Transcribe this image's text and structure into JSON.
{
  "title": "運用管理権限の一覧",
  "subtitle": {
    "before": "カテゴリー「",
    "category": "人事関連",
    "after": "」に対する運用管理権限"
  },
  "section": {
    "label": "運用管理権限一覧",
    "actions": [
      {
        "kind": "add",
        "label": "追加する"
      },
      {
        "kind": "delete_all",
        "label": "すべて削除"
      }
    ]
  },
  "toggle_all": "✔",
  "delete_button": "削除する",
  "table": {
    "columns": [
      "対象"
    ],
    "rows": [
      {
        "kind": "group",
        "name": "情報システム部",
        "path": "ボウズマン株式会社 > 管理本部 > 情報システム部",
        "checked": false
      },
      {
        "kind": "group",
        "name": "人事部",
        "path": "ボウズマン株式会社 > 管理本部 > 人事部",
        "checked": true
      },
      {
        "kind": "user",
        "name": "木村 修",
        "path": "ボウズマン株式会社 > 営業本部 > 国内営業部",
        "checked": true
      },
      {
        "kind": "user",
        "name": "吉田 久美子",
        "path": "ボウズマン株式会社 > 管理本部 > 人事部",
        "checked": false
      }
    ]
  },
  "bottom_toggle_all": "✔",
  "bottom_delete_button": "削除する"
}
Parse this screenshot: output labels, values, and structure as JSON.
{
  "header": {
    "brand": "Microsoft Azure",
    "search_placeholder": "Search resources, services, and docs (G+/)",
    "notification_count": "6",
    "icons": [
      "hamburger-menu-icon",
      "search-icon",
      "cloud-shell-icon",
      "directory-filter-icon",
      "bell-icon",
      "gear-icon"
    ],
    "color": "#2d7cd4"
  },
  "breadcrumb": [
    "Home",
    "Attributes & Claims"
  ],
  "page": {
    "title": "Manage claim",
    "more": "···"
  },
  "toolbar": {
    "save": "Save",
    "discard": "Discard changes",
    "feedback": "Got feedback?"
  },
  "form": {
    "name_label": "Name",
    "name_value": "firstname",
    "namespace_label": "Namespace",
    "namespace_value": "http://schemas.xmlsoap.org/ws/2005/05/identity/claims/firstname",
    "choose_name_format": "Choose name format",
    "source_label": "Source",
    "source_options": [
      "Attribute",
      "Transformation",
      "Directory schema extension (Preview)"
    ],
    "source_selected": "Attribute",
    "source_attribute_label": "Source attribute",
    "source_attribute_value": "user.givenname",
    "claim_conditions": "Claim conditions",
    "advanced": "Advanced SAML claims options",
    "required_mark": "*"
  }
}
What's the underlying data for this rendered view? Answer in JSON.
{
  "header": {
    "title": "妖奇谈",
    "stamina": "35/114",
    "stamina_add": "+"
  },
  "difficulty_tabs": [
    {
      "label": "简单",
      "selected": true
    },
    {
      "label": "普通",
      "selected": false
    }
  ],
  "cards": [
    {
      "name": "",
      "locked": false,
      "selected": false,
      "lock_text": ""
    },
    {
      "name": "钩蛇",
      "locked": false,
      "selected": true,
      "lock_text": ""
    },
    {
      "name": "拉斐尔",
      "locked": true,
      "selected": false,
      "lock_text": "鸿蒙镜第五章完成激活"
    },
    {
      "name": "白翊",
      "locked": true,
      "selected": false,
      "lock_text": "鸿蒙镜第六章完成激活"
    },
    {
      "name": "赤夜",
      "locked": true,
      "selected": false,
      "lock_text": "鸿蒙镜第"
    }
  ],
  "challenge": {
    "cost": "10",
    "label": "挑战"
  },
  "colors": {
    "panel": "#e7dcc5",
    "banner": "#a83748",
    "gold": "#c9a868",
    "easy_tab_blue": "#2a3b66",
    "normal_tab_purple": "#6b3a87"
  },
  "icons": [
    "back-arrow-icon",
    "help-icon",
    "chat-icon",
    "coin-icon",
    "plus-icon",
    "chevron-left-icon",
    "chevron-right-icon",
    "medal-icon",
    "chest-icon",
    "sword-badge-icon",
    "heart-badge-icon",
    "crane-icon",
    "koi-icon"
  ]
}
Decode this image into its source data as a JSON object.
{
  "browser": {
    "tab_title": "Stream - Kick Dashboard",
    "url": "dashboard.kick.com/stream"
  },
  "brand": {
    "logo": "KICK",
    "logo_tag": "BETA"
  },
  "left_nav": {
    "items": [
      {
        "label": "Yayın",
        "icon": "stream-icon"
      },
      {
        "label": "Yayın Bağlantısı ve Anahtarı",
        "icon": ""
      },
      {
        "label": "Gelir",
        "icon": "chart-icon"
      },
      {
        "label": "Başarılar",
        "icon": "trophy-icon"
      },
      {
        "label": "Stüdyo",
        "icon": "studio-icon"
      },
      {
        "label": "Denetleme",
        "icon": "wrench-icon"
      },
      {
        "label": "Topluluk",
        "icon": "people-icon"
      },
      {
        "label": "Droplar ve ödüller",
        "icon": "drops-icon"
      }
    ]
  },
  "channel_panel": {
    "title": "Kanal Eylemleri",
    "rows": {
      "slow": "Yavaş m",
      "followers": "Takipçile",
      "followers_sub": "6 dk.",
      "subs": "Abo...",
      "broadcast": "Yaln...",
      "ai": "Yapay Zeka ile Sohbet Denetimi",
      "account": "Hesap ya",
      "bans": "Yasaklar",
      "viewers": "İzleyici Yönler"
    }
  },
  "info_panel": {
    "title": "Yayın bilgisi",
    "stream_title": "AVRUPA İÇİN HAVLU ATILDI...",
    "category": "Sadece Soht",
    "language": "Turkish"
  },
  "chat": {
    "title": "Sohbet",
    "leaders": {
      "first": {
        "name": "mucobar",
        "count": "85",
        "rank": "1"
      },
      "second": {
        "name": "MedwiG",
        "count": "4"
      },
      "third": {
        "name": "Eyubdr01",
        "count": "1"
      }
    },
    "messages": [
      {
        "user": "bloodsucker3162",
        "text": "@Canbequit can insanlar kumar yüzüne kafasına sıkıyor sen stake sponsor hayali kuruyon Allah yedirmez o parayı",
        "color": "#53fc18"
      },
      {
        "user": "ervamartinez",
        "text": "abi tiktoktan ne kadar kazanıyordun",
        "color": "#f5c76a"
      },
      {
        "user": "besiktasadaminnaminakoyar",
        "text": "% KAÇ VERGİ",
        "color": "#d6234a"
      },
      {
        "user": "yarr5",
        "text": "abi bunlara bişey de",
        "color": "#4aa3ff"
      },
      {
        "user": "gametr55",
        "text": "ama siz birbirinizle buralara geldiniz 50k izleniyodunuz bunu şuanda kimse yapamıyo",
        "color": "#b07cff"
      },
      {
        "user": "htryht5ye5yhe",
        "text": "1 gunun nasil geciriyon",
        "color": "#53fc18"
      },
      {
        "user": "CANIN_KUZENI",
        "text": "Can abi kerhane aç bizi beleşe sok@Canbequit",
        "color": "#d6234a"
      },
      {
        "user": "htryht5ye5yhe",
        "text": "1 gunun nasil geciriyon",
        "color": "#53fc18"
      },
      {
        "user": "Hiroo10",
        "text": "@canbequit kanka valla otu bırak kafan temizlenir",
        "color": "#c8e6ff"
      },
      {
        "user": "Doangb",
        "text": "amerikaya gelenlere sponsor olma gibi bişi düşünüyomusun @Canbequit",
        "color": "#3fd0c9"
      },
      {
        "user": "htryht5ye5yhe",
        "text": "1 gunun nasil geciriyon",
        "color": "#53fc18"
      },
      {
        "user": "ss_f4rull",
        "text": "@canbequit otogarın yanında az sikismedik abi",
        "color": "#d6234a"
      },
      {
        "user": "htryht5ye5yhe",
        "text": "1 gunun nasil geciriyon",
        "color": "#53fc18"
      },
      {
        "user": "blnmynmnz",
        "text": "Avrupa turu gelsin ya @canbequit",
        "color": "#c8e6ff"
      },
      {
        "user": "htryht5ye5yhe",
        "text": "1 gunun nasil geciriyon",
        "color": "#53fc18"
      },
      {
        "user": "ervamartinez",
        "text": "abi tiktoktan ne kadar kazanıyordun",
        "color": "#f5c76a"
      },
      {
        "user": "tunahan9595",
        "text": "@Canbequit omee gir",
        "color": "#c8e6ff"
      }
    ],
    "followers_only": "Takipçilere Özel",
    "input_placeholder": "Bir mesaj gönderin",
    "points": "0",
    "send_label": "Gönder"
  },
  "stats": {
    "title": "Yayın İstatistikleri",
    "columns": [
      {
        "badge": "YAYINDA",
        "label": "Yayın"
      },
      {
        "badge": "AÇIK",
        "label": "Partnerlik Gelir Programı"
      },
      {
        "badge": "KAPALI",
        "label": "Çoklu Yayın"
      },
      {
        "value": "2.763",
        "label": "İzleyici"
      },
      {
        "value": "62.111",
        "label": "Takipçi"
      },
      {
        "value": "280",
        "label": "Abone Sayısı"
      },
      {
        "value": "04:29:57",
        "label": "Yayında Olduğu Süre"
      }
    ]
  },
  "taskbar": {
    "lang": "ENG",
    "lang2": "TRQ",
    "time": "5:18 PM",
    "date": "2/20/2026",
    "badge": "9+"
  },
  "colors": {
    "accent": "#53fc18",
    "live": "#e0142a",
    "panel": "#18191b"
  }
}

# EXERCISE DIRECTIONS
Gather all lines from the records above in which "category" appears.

# RESPONSE FOR THIS EXERCISE
    "category": "人事関連",
    "category": "Sadece Soht",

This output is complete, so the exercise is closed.